November 29, 2015 ~ Written by: W.B. “Bud” Kirchner
Why do I think (the majority of) people will be interested in this topic? Let me put forward a fact followed by a couple related assumptions. First, the fact that about 40 percent of marriages end in divorce. Now, my assumptions (1) given the demands of business this percentage will be higher in that context (2) business people who tend to push the envelope would separate still more.
“If you have worked so much you refer to your spouse as “The Plaintiff”.” from “How do you know… if you are an Entrepreneur?” by Kirchner Group
So, my conclusion is getting a date is relevant to more than 50 percent of our readers. Case in point:
You have worked so hard starting/building your business that your spouse left you (likely it was long ago but you just noticed) so now you need to recruit someone else into your life – how do you get a date?
Showing Yourself as a Better Value
“Love looks not with the eyes, but with the mind, And therefore is winged Cupid painted blind.” ~ William Shakespeare
Actually like all my topics – the answer comes from the world of neuroscience/psychology. So – here is your key to getting a date: You arrange to meet your ‘target’ while you are accompanied by a slightly less good-looking version of yourself.
Who gets credit for this advice? One of the foremost behavioral economists, Dan Ariely, who is clearly amongst the most prolific authors on topics related to the Business Brain Model – and its (unexpected) application in other aspects of life.

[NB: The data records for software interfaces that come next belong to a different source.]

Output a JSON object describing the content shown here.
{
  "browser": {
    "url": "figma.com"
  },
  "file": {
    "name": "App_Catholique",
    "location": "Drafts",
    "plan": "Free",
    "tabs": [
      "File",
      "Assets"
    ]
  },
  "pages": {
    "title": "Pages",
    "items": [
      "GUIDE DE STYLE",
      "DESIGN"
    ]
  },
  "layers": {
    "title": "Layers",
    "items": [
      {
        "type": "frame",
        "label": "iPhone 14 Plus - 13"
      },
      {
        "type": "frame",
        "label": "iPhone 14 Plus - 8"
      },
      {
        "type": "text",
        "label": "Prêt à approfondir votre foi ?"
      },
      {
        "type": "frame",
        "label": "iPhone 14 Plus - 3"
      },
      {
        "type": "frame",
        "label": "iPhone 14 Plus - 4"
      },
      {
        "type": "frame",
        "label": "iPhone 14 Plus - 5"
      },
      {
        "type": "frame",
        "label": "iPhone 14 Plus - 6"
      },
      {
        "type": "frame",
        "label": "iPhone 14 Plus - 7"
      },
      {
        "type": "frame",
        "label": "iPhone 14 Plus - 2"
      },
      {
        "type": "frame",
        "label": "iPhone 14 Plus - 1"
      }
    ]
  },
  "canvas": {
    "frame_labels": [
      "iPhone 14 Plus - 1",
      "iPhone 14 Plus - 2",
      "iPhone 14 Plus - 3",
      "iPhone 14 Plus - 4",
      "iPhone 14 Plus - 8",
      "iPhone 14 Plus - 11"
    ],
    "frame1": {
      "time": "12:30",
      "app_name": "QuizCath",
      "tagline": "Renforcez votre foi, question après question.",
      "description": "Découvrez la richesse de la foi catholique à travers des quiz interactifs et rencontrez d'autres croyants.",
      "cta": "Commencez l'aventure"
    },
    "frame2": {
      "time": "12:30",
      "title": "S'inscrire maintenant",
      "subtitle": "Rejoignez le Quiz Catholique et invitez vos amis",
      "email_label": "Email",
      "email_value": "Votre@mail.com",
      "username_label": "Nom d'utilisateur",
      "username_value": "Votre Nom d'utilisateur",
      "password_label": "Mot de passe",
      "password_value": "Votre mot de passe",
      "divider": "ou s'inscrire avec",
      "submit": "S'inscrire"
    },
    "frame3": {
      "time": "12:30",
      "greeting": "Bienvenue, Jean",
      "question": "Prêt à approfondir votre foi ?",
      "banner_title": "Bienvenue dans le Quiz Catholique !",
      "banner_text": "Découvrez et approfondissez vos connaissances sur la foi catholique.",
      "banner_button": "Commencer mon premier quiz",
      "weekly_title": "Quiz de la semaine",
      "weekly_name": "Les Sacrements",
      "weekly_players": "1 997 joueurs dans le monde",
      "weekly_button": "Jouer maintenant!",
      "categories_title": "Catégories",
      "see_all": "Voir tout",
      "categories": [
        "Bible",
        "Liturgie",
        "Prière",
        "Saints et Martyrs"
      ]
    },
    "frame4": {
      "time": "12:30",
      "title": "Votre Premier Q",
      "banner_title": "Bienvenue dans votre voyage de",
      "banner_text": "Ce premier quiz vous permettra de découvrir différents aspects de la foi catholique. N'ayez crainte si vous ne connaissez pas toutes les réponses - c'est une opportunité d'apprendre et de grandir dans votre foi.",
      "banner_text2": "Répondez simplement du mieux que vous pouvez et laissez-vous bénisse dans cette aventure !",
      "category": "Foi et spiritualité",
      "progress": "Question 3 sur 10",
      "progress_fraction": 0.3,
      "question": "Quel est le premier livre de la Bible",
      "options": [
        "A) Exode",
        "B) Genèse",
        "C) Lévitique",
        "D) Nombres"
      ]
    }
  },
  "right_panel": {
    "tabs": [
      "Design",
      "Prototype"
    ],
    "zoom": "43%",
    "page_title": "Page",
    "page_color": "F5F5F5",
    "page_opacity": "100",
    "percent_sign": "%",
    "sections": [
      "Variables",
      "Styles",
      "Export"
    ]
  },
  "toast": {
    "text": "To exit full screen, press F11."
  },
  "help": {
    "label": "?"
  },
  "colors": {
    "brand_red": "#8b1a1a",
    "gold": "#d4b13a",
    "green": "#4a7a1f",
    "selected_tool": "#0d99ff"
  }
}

This particular explanation is in his book “Predictably Irrational, Revised and Expanded Edition: The Hidden Forces That Shape Our Decisions” published by HarperCollins Publishers on June 23, 2009.
For Ariely this is a classic example of asymmetric options involving nearly identical product that clearly have a better value. Our brains aren’t good at judging absolute values but are always ready to compare values and benefits.

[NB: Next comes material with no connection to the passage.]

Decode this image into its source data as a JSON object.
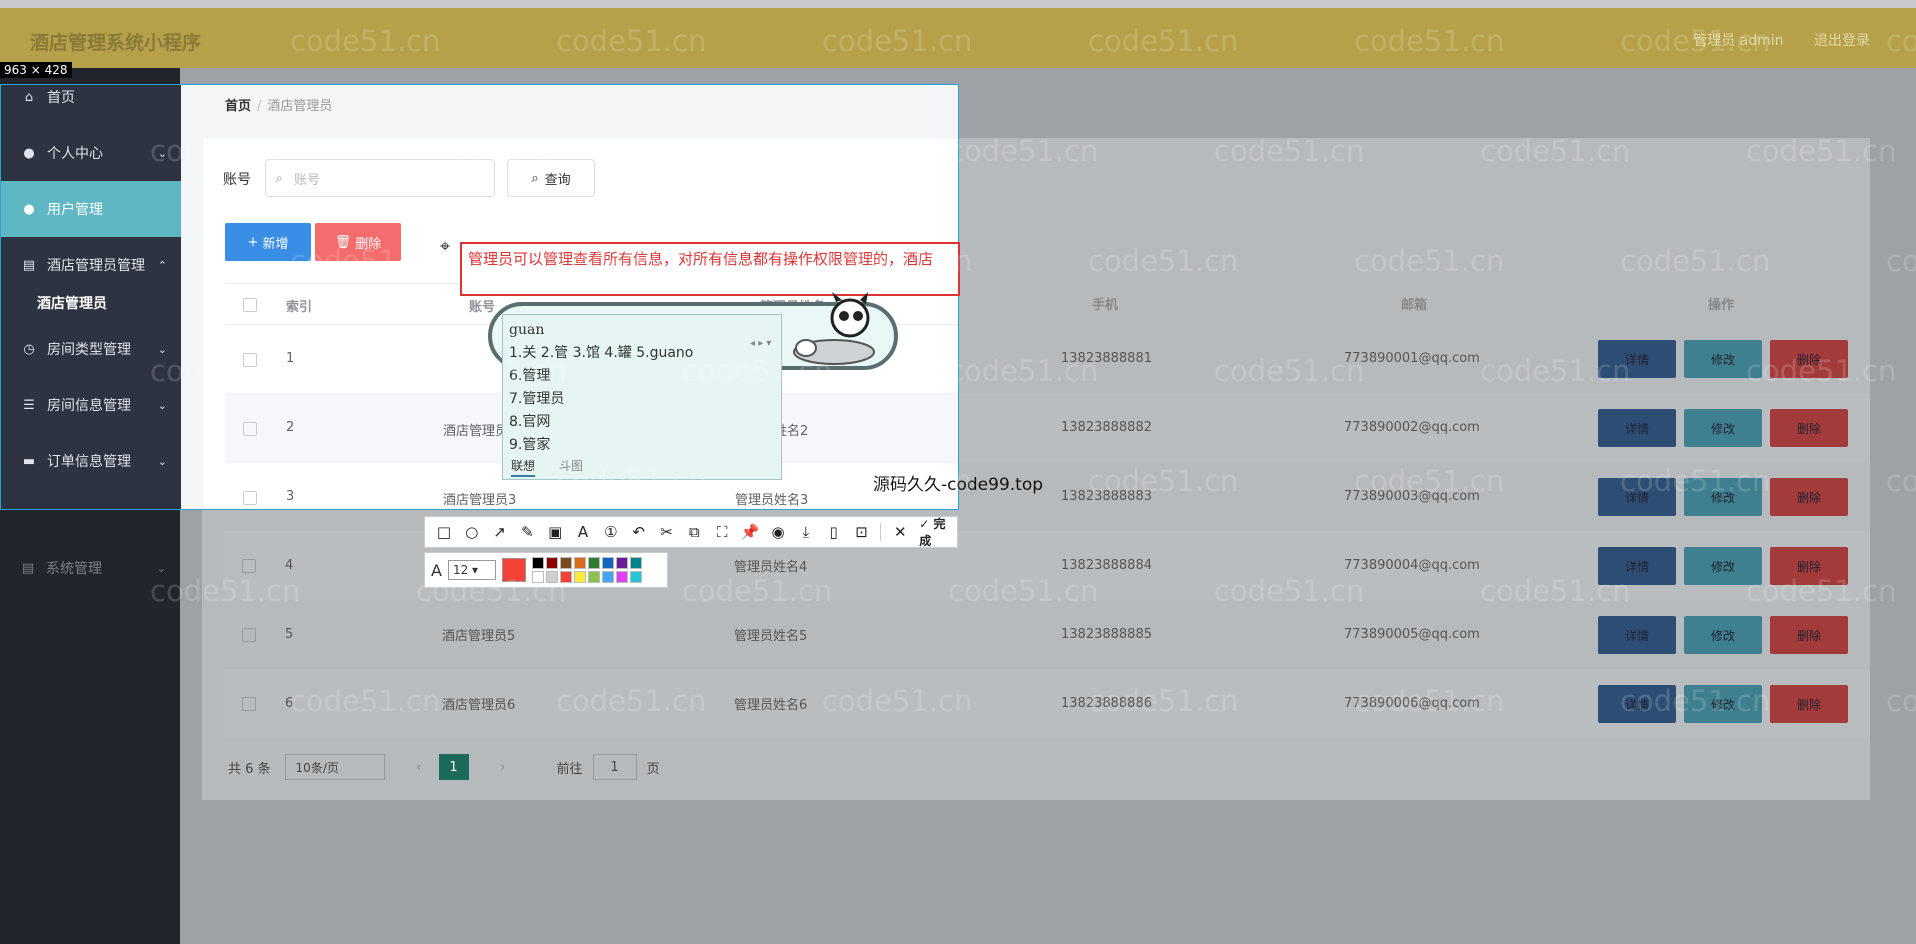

“Our brains aren’t good at judging absolute values but are always ready to compare values and benefits”
Also, from a neuroscience point of view when the less attractive option was offered, the choice process became easier and more pleasurable.
Decoys Are Not Just for Hunters Anymore

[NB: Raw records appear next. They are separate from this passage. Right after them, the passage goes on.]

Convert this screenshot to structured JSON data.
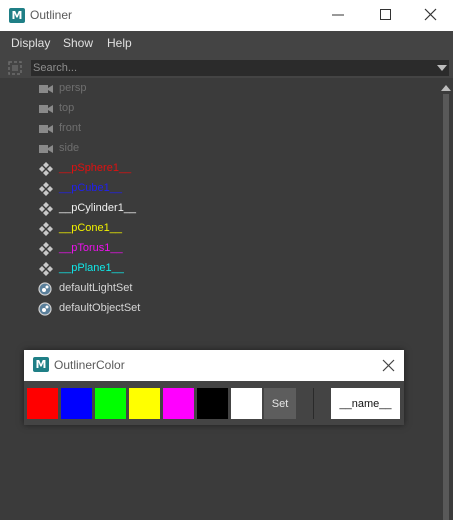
{
  "window": {
    "title": "Outliner"
  },
  "menu": {
    "display": "Display",
    "show": "Show",
    "help": "Help"
  },
  "search": {
    "placeholder": "Search..."
  },
  "tree": [
    {
      "label": "persp",
      "icon": "camera-icon",
      "color": "#6f6f6f"
    },
    {
      "label": "top",
      "icon": "camera-icon",
      "color": "#6f6f6f"
    },
    {
      "label": "front",
      "icon": "camera-icon",
      "color": "#6f6f6f"
    },
    {
      "label": "side",
      "icon": "camera-icon",
      "color": "#6f6f6f"
    },
    {
      "label": "__pSphere1__",
      "icon": "transform-icon",
      "color": "#e01010"
    },
    {
      "label": "__pCube1__",
      "icon": "transform-icon",
      "color": "#2020ee"
    },
    {
      "label": "__pCylinder1__",
      "icon": "transform-icon",
      "color": "#f0f0f0"
    },
    {
      "label": "__pCone1__",
      "icon": "transform-icon",
      "color": "#f0f000"
    },
    {
      "label": "__pTorus1__",
      "icon": "transform-icon",
      "color": "#ee10ee"
    },
    {
      "label": "__pPlane1__",
      "icon": "transform-icon",
      "color": "#10e8e8"
    },
    {
      "label": "defaultLightSet",
      "icon": "set-icon",
      "color": "#d6d6d6"
    },
    {
      "label": "defaultObjectSet",
      "icon": "set-icon",
      "color": "#d6d6d6"
    }
  ],
  "outliner_color": {
    "title": "OutlinerColor",
    "swatches": [
      "#ff0000",
      "#0000ff",
      "#00ff00",
      "#ffff00",
      "#ff00ff",
      "#000000",
      "#ffffff"
    ],
    "set_label": "Set",
    "name_label": "__name__"
  }
}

“I’ve been on so many blind dates, I should get a free dog.” – Wendy Liebman
Lest, you think you are onto something unique to the dating world – here are other applications of the (so called decoy effect) technique per Ariely:
- You can encourage someone to take a trip to Rome over a trip to Paris if both include free breakfast as long as there is also a Rome option without breakfast. Bottom line – it is easier to compare two options for the same choice than two different choices.
- The presence of some small containers would likely boost sales of larger containers if presented together.
- Real estate agents have learned to conduct tours of several houses in the same price range, leaving the most desirable house for the last stop.
Ariely sums all these up by bemoaning the fact we don’t appreciate cognitive limitations the way we understand physical limitations. A divorce or two will change that!
“Love is like a virus. It can happen to anybody at any time.” ~ Maya Angelou
Back to our dating situation – a couple other tidbits (but still on the topic of dating!) based on Ariely’s work which provide peripheral but useful information:
- In the dating ritual men are much more likely to select woman when their photo show dilated pupils. (For more on subconscious reactions check out another article in our collection titled “A Smile is Not Just a Smile” that is part of our Nonverbal Communication series.)
- The so called influence of arousal: when you are in one state, and try to predict how you will behave in another state, you will be wrong. I will leave it to you to extrapolate the implications of this.
And who would have thought dating was this easy!?!? You’re welcome!
About the Author: W.B. “Bud” Kirchner is a serial entrepreneur and philanthropist with more than 50 years of business success. He is not a scientist or an academic but he does have a diversified exposure to neuroscience, psychology and related cognitive sciences. Generally speaking, the ideas he expresses here are business-angled expansions of other people’s ideas, so when possible, he will link to the original reference.